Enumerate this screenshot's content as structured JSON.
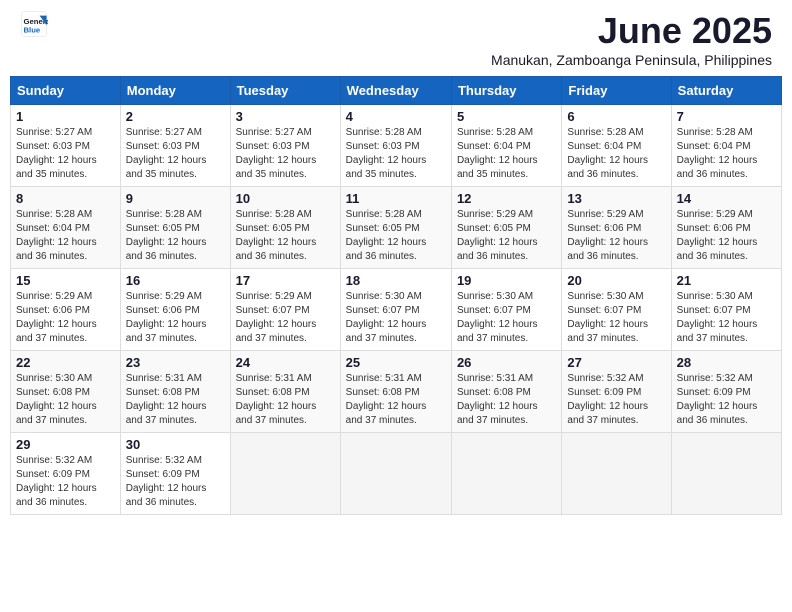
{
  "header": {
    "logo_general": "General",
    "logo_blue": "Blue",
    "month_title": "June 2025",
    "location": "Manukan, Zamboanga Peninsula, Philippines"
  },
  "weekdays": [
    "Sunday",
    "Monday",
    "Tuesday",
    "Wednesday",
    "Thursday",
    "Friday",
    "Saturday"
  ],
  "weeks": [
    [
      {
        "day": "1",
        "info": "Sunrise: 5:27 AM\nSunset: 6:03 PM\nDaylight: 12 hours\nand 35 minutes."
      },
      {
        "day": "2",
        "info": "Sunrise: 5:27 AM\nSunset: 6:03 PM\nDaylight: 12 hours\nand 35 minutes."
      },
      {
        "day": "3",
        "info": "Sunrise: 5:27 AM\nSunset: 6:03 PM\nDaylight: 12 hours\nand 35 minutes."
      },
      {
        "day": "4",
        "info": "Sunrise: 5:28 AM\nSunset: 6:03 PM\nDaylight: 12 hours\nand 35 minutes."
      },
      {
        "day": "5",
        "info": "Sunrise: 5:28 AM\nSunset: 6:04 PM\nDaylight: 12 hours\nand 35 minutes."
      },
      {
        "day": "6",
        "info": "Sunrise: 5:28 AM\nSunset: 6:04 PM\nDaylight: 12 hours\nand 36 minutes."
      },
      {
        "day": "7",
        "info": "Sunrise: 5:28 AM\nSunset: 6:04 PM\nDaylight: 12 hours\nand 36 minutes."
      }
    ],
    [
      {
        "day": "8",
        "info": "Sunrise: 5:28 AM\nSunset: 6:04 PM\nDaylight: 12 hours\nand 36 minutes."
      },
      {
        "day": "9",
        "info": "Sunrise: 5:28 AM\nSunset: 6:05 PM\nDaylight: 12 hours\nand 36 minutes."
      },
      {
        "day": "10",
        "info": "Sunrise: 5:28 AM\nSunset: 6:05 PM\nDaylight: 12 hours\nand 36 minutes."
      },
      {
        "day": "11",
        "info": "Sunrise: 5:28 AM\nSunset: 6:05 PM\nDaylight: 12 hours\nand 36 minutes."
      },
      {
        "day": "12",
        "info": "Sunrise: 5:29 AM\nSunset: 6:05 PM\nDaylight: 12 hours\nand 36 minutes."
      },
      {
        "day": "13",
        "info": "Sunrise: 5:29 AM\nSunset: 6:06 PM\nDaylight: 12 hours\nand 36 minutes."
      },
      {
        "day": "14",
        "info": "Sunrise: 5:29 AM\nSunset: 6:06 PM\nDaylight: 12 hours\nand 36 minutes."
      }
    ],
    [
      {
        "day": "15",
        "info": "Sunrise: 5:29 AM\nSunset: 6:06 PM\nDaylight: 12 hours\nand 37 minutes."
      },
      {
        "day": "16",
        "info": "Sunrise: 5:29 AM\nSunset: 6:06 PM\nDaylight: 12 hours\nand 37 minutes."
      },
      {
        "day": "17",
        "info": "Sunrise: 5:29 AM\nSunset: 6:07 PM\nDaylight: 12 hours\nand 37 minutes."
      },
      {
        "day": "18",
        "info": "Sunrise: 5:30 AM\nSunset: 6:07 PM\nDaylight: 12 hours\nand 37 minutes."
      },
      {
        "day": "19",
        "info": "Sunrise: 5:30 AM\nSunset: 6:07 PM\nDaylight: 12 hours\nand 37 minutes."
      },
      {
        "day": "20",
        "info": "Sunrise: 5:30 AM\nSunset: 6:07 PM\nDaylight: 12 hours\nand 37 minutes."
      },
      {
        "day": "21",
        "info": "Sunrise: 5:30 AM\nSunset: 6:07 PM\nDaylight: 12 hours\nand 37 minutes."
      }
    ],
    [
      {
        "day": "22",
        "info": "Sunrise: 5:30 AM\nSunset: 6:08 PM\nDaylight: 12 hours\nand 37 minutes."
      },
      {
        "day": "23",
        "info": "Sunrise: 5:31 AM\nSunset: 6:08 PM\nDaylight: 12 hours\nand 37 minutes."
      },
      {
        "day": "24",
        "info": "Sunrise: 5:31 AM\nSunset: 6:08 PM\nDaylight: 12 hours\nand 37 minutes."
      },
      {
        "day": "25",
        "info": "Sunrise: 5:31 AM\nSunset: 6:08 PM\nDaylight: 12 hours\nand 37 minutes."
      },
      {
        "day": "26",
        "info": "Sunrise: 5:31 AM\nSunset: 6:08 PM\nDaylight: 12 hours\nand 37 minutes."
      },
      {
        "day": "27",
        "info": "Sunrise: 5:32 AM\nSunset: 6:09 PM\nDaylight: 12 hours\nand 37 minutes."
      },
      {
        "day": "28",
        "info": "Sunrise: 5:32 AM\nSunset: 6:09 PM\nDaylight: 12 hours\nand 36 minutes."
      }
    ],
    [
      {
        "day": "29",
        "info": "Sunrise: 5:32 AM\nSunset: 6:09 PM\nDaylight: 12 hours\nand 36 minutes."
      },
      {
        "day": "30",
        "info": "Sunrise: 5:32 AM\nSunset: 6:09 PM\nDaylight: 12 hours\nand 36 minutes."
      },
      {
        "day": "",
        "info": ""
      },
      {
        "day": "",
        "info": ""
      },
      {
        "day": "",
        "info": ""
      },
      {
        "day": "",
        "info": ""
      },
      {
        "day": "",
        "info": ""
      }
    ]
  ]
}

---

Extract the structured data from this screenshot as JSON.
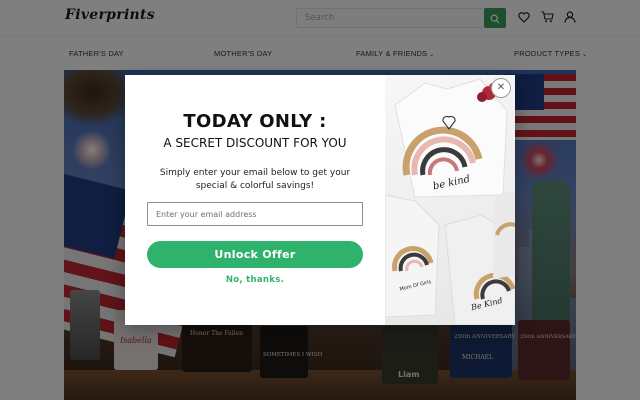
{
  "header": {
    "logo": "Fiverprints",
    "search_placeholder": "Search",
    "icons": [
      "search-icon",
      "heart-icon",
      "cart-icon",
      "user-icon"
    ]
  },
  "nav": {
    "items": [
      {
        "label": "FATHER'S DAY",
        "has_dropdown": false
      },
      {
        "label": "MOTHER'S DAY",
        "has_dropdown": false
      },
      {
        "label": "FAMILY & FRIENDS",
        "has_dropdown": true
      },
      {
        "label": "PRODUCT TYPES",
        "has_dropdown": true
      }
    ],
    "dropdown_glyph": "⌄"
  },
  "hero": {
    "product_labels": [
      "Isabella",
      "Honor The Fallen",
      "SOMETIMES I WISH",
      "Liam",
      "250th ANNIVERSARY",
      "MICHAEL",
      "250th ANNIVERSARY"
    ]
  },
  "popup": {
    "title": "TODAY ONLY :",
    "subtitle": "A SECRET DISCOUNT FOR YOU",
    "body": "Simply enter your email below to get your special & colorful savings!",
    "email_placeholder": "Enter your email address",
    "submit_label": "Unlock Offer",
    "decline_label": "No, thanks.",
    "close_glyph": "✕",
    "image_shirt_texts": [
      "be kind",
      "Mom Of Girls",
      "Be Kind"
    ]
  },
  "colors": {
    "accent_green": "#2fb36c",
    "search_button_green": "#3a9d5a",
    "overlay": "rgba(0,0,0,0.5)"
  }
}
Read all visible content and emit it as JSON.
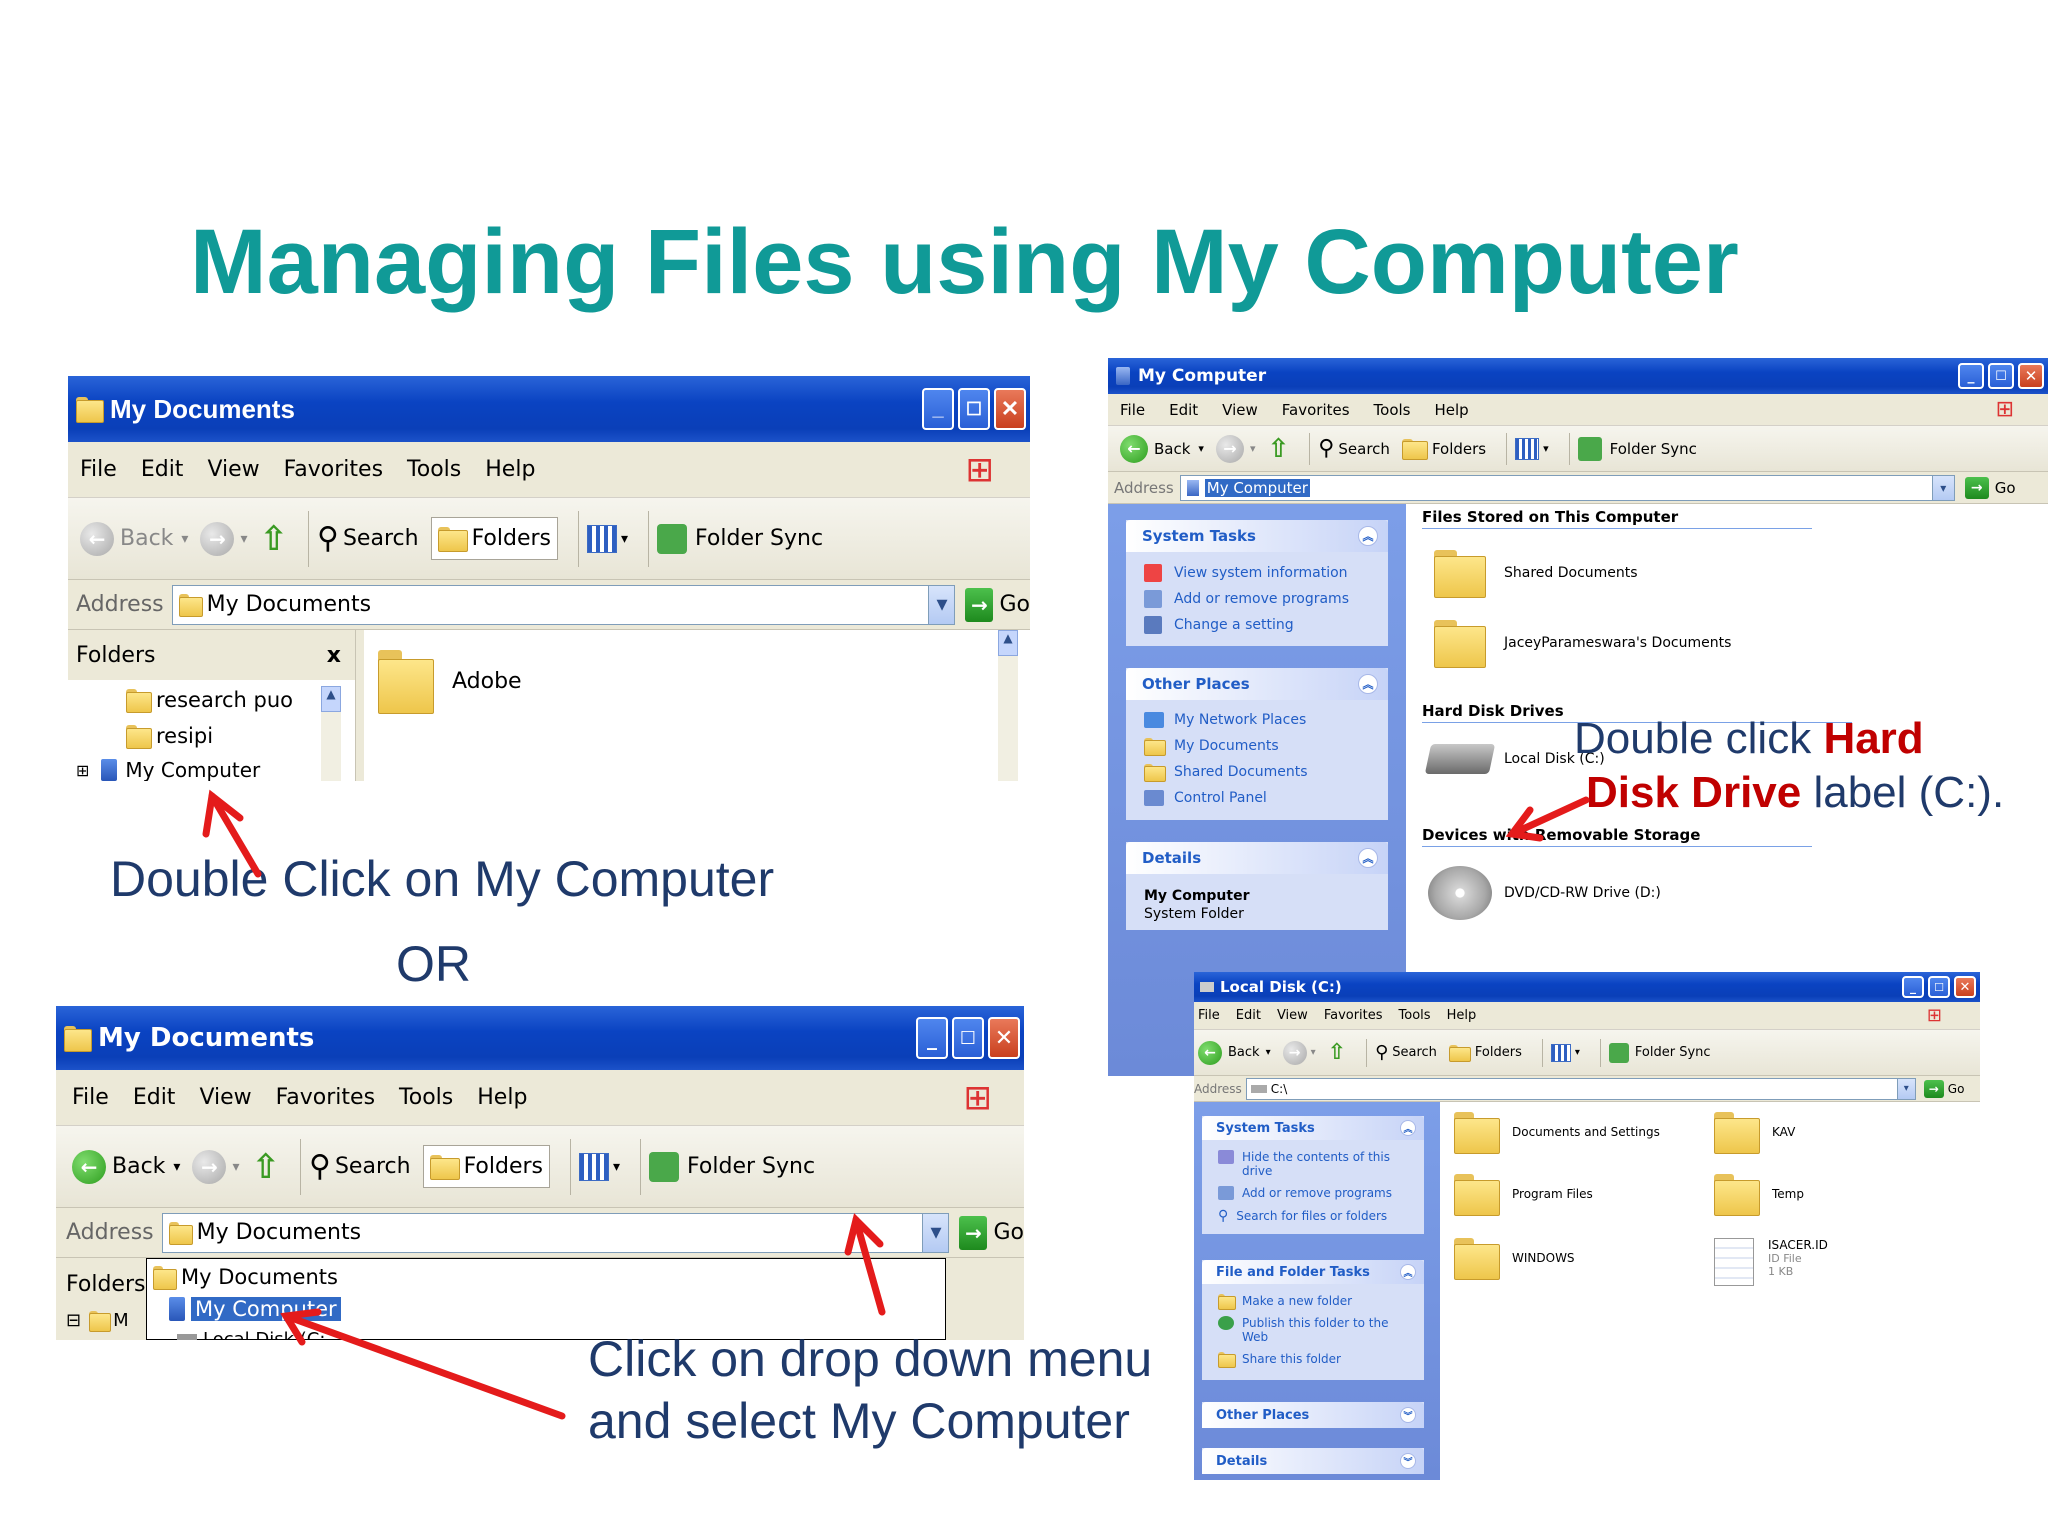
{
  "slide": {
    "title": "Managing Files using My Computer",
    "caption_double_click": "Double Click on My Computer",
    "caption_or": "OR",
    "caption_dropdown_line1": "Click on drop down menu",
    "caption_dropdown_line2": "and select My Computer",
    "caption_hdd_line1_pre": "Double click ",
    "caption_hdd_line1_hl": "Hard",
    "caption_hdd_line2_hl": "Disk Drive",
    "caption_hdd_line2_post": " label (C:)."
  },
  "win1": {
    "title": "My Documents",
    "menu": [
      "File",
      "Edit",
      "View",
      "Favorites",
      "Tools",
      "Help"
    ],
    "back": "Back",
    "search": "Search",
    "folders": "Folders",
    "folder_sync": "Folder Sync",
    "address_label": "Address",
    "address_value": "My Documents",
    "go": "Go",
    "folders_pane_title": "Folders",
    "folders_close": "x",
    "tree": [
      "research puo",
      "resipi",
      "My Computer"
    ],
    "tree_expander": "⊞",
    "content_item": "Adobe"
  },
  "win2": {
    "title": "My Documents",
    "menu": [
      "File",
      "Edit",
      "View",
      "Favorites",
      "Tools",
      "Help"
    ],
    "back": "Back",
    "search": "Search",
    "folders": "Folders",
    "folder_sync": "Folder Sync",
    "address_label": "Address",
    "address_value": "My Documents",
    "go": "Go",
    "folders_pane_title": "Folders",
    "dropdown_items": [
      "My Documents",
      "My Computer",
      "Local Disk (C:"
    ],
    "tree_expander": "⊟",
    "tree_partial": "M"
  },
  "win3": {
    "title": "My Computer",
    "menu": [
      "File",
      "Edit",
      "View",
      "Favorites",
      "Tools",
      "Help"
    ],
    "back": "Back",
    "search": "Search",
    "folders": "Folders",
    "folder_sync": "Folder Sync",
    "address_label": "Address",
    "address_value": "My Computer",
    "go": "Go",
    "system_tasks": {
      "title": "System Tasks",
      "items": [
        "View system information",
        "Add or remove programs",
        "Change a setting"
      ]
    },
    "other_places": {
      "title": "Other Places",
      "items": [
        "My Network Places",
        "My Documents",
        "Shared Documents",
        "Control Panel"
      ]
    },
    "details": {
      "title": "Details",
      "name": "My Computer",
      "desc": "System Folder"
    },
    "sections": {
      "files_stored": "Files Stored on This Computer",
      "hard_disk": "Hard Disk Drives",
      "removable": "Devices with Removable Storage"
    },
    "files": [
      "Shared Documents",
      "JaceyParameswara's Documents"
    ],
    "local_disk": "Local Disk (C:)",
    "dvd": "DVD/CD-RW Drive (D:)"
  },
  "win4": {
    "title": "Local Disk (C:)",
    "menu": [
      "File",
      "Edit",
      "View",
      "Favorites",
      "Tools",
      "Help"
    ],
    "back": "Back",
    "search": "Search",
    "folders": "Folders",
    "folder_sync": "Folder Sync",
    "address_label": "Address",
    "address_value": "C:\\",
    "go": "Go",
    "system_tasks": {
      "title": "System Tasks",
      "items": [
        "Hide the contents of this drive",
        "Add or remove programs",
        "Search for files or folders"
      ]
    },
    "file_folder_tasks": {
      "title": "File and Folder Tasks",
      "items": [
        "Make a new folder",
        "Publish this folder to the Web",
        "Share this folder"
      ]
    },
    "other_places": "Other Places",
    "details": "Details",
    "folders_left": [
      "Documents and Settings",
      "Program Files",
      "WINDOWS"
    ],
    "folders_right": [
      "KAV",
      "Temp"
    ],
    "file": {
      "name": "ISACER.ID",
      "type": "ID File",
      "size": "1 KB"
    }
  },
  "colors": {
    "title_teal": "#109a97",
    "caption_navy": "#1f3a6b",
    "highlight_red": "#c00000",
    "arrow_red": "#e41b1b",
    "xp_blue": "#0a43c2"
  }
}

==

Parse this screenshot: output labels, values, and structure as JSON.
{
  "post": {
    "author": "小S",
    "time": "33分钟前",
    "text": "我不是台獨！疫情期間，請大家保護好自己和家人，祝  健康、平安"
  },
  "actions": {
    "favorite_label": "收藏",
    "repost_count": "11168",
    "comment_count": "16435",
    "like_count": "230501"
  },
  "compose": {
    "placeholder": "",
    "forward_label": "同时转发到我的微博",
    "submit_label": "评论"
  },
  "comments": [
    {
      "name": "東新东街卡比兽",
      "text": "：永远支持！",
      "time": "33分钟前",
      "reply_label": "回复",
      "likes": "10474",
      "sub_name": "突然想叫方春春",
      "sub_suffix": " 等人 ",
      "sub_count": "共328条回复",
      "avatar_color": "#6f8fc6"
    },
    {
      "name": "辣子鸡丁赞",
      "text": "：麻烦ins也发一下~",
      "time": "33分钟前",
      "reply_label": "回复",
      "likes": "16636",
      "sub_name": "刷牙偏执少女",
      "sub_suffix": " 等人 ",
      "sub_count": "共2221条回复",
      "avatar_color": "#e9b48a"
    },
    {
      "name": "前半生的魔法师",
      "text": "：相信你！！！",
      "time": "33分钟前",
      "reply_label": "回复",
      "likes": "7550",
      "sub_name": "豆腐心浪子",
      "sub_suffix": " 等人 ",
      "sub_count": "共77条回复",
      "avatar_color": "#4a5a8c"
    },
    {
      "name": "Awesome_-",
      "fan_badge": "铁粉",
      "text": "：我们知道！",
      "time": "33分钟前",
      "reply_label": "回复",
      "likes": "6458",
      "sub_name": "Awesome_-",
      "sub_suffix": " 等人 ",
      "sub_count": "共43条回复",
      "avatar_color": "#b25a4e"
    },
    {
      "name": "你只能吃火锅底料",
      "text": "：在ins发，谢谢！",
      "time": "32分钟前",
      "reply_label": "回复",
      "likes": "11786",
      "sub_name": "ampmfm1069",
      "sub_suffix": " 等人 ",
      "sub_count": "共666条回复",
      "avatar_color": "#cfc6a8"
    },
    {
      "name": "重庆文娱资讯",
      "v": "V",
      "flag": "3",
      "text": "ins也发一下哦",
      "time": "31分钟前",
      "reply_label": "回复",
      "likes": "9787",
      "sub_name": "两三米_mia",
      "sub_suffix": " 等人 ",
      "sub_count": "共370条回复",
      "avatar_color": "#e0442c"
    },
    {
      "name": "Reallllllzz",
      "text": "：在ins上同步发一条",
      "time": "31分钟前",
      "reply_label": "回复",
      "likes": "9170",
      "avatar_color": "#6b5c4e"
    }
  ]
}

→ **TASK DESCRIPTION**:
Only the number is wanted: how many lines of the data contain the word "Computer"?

→ **PROBLEM SOLUTION**:
9